Endowed Chair Supports Volunteer Efforts Amid Pandemic
At the beginning of the COVID-19 pandemic, pharmacy students Andrew Trautman and Katie Sandquist were moved to put into practice the values of their Ignatian-inspired education.
Seeking support to offer hand sanitizer to those in need, Trautman and Sandquist reached out to Alekha Dash, RPh, PhD, professor and holder of the Gilbert F. Taffe Jr. Endowed Chair.
“The need for hand sanitizer was at an all-time high, and we knew we could use our knowledge to fill this need. As a mentor, Dr. Dash encouraged this project, and in class, was inspiring,” Trautman says.
Since 1990, Dash has applied his values-centered teaching approach to motivating his students at Creighton. In 2008, he was installed as the second holder of the Taffe Chair, which recognizes a prominent pharmaceutical scientist. As chair, Dash has invested funds from the endowment into the School of Pharmacy and Health Profession’s research software and equipment.
“Research is an important aspect of student learning and professional advancement,” Dash says. “The infrastructure we have built, to date, has contributed tremendously to our students’ successes.”
The Gilbert F. Taffe Jr. Endowed Chair is the only endowed chair in the school. Given by the late Gilbert Taffe Jr., BS’49, the gift honors the memory of Taffe’s late father, 1914 Creighton pharmacy school graduate Gilbert Taffe Sr.
When Taffe Jr. died in 1998, his bequest to the University helped ensure the school would continue to be associated with leadership in teaching, patient care and research in the health professions.
The significance of his generosity is not lost on Sandquist.
“I have realized that my good fortune is built from people who have gone before me,” Sandquist says. “Creighton is preparing me by providing the highest quality education and experiences to fully engage in my profession.” To first understand the need for sanitizer,
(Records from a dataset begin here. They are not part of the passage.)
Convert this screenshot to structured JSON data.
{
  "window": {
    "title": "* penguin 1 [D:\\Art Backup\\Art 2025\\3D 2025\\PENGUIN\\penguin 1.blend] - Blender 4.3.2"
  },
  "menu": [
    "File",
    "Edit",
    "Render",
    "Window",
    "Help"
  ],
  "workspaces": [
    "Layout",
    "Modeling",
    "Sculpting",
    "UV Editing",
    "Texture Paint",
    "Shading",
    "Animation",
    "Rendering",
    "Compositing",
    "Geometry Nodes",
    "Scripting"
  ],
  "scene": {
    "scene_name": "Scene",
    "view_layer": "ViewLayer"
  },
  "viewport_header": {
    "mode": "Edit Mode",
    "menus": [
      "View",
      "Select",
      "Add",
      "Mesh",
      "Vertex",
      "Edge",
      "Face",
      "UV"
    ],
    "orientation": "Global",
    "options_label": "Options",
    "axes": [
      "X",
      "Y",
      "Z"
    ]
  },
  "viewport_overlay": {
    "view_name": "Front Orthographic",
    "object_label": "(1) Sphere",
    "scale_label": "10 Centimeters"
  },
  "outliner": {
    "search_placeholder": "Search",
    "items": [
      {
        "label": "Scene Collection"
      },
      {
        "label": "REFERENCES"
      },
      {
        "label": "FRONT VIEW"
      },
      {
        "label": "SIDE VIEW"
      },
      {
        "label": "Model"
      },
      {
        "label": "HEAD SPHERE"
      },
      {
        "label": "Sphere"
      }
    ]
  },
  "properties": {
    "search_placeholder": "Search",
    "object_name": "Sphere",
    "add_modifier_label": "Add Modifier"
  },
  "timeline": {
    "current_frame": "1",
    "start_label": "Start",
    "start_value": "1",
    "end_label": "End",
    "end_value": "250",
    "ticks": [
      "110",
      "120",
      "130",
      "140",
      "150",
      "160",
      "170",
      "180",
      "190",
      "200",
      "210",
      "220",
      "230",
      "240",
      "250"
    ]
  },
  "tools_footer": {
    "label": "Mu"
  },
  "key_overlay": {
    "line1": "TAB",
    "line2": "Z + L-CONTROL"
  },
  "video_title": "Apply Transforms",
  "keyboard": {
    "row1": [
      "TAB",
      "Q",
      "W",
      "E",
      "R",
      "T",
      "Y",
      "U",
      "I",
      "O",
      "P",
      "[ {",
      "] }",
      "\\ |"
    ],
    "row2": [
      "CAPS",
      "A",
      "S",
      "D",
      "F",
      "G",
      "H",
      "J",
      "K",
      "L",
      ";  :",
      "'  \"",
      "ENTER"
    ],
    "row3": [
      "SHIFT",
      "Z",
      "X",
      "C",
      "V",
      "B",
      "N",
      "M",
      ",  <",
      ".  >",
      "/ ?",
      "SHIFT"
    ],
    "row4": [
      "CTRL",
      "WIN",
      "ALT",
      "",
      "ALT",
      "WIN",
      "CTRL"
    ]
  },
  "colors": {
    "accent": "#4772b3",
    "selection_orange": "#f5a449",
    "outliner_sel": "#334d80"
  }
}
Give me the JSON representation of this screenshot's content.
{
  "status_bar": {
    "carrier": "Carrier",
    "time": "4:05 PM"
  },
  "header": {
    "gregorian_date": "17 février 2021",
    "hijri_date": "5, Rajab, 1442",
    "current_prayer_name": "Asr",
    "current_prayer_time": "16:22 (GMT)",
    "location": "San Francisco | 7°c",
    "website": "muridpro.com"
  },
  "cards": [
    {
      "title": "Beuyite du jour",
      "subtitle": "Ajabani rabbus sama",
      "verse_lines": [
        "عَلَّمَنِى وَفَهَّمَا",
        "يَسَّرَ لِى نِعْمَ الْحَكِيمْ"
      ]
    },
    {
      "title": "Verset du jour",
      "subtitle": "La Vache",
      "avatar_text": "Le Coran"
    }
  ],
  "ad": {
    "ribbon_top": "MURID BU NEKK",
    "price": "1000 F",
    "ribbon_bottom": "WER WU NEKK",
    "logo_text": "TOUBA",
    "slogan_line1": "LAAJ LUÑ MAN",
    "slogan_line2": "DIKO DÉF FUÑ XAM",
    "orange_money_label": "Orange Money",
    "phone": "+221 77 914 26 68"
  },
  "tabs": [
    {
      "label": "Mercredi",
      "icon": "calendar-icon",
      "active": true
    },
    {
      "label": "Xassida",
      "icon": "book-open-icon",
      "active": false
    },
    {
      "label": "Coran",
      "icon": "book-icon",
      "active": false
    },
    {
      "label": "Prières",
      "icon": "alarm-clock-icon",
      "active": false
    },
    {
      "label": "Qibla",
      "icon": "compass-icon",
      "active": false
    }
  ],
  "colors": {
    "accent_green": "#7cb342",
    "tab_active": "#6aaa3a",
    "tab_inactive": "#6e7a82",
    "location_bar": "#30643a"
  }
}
Trautman, who led the duo’s service mission, contacted partners in Creighton’s clinics.
“I was surprised when Andrew reached out and asked if we needed sanitizer, since we actually did,” says Craig Kessler, PharmD, RPh, assistant professor of pharmacy practice and director of the Creighton University Campus Pharmacy.
“It was great that Dr. Dash, with the support of the school, saw the opportunity for this project and saw the need for their product — it all represents well the values of the school.”
Based on feedback from the clinics, Trautman estimated their team should produce approximately 12 gallons of sanitizer, for which the Pharmacy Science Department provided the compounding materials, PPE supplies for the volunteers and safe lab space in which to work.
“I am grateful to pharmacy faculty and staff, especially Dr. Dash and Dan Munt (lab technician), who volunteered their time and laboratory space to help make this project possible,” Trautman says.
For two months last fall, under the guidance of Dash and Munt, every Wednesday and Friday a group of 18 first- and second-year pharmacy students volunteered in two-hour shifts to compound the sanitizer.
“First-year students don’t get exposed to compounding medication until their second semester of pharmacy school,” Trautman says. “Those who helped had to step out of their comfort zone and learn how to compound with the help of Dan and Dr. Dash. They, too, were vital in making this project a success.”
In her role, Sandquist coordinated volunteers and oversaw the distribution of sanitizer to the clinics.
“As students, we are empowered to take action, be involved in our profession, and contribute in a meaningful way,” Sandquist says. “We are fortunate to have access to quality labs, instruction and faculty to bring our ideas to fruition.”
During the challenges faced from COVID-19, the Taffe Chair has helped Dash maintain pharmacy’s resources and tools to support the efforts of passionate students like Trautman and Sandquist.
“Andrew’s and Katie’s endeavor is one example of how we can make an impact,” Dash says.
“Pharmacy is a highly science-based education and our facilities and infrastructure are essential in providing a quality education and training.”
By Nichole Jelinek, MA’15